For each entry in the listing, produce an exact copy.
------------
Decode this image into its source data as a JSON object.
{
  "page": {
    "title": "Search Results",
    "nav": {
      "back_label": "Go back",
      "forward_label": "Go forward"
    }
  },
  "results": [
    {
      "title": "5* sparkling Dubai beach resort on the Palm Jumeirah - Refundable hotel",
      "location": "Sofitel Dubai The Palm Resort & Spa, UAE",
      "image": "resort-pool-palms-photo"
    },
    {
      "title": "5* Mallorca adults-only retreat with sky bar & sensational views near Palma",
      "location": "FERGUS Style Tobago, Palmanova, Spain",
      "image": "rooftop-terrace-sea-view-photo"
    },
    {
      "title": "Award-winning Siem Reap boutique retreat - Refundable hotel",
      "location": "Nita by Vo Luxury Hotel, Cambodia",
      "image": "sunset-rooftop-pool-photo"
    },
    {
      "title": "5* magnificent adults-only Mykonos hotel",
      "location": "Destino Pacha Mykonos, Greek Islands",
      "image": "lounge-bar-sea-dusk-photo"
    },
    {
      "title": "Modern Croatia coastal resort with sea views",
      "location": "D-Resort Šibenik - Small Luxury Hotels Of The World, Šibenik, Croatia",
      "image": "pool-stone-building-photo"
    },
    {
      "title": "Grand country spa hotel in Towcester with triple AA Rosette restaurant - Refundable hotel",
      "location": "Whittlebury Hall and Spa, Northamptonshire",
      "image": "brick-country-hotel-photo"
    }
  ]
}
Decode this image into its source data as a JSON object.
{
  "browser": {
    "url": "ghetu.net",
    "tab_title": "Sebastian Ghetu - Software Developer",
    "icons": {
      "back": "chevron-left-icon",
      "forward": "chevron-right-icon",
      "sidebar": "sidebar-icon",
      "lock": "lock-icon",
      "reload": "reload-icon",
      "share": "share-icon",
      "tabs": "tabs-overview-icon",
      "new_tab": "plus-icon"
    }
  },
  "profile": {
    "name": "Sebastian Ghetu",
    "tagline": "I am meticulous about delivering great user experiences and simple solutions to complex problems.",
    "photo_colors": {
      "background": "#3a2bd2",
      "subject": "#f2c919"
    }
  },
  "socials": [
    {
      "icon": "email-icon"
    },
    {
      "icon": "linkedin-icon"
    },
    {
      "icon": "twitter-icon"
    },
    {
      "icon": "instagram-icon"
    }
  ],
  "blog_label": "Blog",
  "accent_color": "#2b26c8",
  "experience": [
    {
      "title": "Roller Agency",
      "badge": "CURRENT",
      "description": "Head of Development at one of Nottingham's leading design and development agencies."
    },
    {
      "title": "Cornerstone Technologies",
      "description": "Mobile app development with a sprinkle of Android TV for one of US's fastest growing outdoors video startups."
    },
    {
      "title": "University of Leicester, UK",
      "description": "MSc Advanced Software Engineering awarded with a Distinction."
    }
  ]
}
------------
■ **Final answer**:
Decode this image into its source data as a JSON object.
{
  "page": {
    "title": "Search Results",
    "nav": {
      "back_label": "Go back",
      "forward_label": "Go forward"
    }
  },
  "results": [
    {
      "title": "5* sparkling Dubai beach resort on the Palm Jumeirah - Refundable hotel",
      "location": "Sofitel Dubai The Palm Resort & Spa, UAE",
      "image": "resort-pool-palms-photo"
    },
    {
      "title": "5* Mallorca adults-only retreat with sky bar & sensational views near Palma",
      "location": "FERGUS Style Tobago, Palmanova, Spain",
      "image": "rooftop-terrace-sea-view-photo"
    },
    {
      "title": "Award-winning Siem Reap boutique retreat - Refundable hotel",
      "location": "Nita by Vo Luxury Hotel, Cambodia",
      "image": "sunset-rooftop-pool-photo"
    },
    {
      "title": "5* magnificent adults-only Mykonos hotel",
      "location": "Destino Pacha Mykonos, Greek Islands",
      "image": "lounge-bar-sea-dusk-photo"
    },
    {
      "title": "Modern Croatia coastal resort with sea views",
      "location": "D-Resort Šibenik - Small Luxury Hotels Of The World, Šibenik, Croatia",
      "image": "pool-stone-building-photo"
    },
    {
      "title": "Grand country spa hotel in Towcester with triple AA Rosette restaurant - Refundable hotel",
      "location": "Whittlebury Hall and Spa, Northamptonshire",
      "image": "brick-country-hotel-photo"
    }
  ]
}
Decode this image into its source data as a JSON object.
{
  "browser": {
    "url": "ghetu.net",
    "tab_title": "Sebastian Ghetu - Software Developer",
    "icons": {
      "back": "chevron-left-icon",
      "forward": "chevron-right-icon",
      "sidebar": "sidebar-icon",
      "lock": "lock-icon",
      "reload": "reload-icon",
      "share": "share-icon",
      "tabs": "tabs-overview-icon",
      "new_tab": "plus-icon"
    }
  },
  "profile": {
    "name": "Sebastian Ghetu",
    "tagline": "I am meticulous about delivering great user experiences and simple solutions to complex problems.",
    "photo_colors": {
      "background": "#3a2bd2",
      "subject": "#f2c919"
    }
  },
  "socials": [
    {
      "icon": "email-icon"
    },
    {
      "icon": "linkedin-icon"
    },
    {
      "icon": "twitter-icon"
    },
    {
      "icon": "instagram-icon"
    }
  ],
  "blog_label": "Blog",
  "accent_color": "#2b26c8",
  "experience": [
    {
      "title": "Roller Agency",
      "badge": "CURRENT",
      "description": "Head of Development at one of Nottingham's leading design and development agencies."
    },
    {
      "title": "Cornerstone Technologies",
      "description": "Mobile app development with a sprinkle of Android TV for one of US's fastest growing outdoors video startups."
    },
    {
      "title": "University of Leicester, UK",
      "description": "MSc Advanced Software Engineering awarded with a Distinction."
    }
  ]
}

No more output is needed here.